GIVEN INFORMATION START

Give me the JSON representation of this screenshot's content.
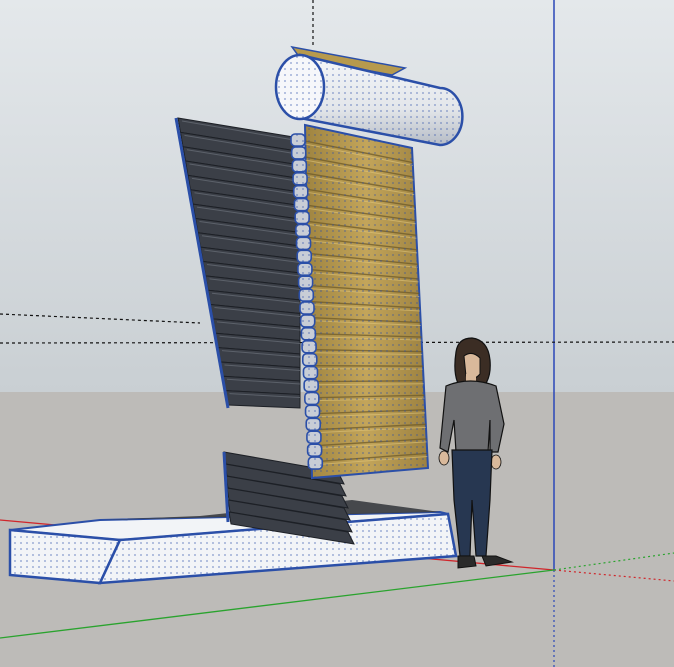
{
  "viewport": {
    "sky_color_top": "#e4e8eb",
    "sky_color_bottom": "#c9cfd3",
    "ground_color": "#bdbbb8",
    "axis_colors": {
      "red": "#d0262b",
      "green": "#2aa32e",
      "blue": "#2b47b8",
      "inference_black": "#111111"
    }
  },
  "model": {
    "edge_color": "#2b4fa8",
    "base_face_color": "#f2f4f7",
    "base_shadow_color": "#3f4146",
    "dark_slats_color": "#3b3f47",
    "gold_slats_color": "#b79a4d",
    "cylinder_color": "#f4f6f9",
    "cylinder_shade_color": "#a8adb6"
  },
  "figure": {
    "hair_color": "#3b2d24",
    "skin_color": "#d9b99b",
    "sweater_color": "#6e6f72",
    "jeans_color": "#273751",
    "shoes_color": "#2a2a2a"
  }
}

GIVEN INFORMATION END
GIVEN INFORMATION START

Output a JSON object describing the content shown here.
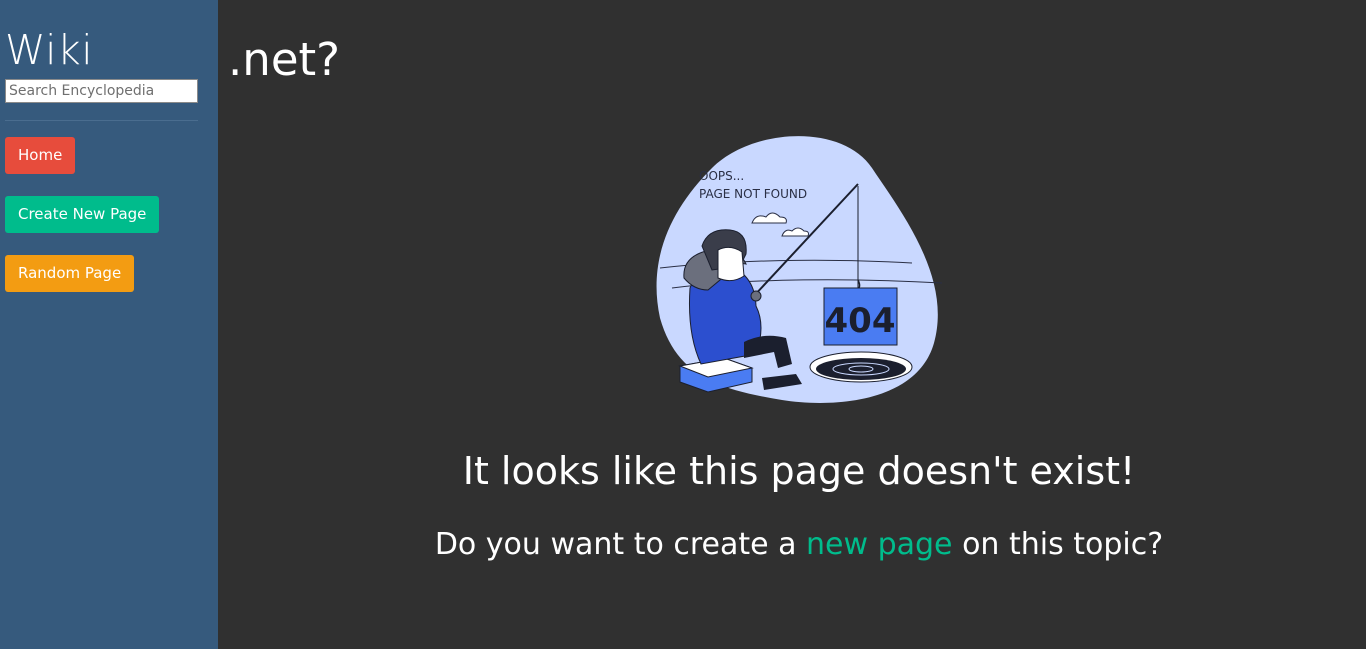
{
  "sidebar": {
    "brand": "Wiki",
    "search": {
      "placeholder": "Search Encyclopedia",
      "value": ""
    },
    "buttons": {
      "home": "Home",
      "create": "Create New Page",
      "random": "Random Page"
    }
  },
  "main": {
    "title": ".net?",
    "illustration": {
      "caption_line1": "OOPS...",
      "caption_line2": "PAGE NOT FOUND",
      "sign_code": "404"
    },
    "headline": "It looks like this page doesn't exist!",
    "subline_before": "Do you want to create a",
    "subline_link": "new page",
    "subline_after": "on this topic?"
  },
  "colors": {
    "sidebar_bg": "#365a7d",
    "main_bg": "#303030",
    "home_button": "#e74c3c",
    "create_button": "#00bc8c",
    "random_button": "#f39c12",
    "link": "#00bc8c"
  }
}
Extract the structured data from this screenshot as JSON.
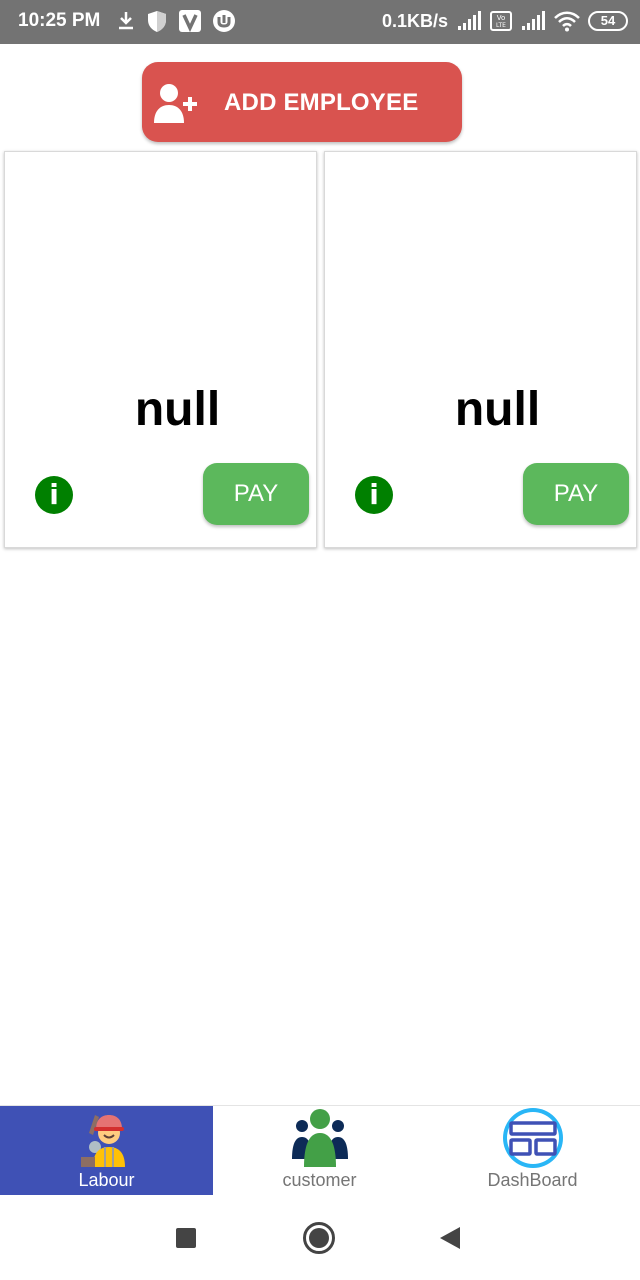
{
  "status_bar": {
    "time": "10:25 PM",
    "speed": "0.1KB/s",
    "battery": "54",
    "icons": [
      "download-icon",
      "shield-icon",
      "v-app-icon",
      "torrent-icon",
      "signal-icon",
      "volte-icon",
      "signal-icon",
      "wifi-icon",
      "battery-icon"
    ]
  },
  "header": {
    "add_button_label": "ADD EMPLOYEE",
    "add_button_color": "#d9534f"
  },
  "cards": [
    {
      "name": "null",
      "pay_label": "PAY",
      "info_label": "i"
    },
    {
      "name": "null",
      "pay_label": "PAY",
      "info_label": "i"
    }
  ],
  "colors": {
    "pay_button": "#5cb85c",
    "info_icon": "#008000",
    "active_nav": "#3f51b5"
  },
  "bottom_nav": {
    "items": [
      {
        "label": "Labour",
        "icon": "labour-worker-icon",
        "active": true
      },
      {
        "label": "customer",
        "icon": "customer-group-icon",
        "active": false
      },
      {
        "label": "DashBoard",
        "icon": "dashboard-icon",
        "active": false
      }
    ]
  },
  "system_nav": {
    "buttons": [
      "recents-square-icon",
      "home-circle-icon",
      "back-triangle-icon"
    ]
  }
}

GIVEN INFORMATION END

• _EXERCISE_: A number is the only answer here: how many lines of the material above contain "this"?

• _SOLUTION_: 4